[Data shown — start]
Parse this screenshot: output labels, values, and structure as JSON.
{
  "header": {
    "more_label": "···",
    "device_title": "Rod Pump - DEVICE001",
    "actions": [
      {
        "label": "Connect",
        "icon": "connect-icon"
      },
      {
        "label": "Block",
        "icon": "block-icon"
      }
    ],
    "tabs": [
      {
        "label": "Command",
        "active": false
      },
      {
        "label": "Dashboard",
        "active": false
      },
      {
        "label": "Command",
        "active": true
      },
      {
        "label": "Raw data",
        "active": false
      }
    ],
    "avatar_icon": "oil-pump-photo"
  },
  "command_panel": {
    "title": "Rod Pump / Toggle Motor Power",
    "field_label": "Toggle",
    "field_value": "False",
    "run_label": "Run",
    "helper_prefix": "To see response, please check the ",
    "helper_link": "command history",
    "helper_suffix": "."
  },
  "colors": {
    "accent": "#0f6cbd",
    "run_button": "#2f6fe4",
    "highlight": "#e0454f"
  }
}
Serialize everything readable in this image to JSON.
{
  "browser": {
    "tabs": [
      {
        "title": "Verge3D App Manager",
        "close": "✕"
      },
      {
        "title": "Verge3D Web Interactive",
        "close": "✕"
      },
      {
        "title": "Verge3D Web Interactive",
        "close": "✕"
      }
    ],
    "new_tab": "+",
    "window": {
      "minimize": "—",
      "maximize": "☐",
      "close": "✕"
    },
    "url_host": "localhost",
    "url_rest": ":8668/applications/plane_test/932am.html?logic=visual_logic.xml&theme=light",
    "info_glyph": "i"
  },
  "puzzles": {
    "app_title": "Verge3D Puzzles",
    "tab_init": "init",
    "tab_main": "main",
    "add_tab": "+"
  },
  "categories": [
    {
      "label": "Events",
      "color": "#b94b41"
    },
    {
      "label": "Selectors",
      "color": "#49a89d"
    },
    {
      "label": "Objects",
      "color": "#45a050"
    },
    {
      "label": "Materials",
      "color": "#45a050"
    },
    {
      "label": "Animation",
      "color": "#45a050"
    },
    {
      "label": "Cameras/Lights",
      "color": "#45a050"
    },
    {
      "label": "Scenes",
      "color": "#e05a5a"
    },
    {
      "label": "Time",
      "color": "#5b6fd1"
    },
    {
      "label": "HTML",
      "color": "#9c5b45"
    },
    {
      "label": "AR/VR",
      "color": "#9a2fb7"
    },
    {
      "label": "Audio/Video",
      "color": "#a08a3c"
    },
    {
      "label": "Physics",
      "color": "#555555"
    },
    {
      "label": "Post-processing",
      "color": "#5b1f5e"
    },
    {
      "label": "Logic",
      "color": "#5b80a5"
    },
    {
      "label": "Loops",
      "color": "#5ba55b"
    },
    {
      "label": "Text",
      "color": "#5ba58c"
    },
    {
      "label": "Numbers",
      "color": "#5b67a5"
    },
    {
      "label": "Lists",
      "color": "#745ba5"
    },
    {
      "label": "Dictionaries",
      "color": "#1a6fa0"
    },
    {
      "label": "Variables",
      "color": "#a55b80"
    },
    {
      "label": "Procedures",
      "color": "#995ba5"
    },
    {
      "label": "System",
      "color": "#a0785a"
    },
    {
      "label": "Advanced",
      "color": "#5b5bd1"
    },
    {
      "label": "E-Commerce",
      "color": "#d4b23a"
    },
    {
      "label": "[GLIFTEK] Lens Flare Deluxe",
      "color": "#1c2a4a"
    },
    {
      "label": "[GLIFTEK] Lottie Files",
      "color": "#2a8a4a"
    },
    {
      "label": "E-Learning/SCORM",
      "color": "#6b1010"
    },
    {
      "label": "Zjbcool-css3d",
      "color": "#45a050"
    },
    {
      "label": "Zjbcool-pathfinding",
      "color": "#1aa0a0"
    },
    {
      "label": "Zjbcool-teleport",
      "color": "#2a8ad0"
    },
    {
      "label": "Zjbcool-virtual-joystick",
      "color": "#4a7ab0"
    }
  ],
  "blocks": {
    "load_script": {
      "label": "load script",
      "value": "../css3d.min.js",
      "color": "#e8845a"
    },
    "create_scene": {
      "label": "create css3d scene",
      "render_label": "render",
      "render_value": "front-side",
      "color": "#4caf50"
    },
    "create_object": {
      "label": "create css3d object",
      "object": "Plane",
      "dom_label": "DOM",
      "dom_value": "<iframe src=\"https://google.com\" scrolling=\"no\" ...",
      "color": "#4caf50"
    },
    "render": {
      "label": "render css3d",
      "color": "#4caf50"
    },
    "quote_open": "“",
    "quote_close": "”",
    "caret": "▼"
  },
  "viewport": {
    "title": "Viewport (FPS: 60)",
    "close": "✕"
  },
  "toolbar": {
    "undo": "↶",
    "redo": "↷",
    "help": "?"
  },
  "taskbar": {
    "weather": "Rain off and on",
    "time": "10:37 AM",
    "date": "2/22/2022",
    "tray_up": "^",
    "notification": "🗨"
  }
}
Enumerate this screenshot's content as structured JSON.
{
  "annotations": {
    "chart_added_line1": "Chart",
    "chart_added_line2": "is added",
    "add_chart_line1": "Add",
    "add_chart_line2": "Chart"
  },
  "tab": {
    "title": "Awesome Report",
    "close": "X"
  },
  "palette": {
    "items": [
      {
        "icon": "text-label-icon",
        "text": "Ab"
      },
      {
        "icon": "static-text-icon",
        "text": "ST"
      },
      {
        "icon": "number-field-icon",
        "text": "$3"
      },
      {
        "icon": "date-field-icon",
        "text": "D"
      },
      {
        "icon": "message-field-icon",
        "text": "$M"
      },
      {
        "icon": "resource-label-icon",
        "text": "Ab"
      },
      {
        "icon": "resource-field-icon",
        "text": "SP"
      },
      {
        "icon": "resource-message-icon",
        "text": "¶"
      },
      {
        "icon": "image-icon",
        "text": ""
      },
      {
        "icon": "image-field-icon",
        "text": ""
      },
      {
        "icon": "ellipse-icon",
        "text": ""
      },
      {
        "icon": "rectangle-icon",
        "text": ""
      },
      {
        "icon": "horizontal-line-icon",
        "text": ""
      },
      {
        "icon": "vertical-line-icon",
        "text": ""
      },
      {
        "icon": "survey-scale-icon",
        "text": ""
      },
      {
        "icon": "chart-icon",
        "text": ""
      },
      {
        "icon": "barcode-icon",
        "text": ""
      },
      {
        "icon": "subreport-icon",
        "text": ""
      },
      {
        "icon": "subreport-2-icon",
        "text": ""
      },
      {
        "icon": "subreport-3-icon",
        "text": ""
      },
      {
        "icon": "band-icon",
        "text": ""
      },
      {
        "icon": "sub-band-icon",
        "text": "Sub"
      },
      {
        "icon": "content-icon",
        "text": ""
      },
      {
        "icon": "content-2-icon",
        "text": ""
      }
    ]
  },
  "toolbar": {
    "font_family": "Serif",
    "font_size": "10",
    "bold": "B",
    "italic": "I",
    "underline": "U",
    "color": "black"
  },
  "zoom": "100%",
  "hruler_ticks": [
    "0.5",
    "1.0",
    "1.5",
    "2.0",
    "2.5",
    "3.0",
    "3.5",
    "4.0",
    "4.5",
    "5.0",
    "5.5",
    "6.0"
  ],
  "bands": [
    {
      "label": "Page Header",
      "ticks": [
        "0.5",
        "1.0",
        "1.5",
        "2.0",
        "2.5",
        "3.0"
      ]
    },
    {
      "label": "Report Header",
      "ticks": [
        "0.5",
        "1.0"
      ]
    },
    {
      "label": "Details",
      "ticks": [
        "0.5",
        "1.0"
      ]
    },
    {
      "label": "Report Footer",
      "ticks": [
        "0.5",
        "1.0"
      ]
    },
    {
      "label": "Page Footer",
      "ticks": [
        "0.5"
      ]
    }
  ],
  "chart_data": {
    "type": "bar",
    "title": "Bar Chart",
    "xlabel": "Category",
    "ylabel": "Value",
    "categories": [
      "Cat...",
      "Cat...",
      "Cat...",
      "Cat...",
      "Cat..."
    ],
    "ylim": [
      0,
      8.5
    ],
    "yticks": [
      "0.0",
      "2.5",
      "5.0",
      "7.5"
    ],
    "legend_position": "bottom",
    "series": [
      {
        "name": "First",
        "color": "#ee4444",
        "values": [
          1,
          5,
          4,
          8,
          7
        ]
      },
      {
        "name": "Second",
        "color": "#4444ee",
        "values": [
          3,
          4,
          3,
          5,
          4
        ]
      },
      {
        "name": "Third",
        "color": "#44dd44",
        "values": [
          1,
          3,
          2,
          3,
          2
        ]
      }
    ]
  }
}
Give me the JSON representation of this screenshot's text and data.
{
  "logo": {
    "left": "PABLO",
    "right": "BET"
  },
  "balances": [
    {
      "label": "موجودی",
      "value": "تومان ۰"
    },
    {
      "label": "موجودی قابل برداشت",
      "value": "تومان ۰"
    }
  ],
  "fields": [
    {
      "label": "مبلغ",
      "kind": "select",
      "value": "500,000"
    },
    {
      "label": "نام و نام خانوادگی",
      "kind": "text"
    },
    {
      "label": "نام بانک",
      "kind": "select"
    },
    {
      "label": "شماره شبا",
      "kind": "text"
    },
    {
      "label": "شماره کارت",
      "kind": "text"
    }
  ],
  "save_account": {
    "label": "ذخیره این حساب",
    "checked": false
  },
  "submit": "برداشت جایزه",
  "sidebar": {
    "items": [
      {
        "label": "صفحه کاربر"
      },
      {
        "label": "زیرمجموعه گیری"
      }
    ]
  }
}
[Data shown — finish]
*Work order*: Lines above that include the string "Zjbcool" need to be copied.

*Task solution*:
      "label": "Zjbcool-css3d",
      "label": "Zjbcool-pathfinding",
      "label": "Zjbcool-teleport",
      "label": "Zjbcool-virtual-joystick",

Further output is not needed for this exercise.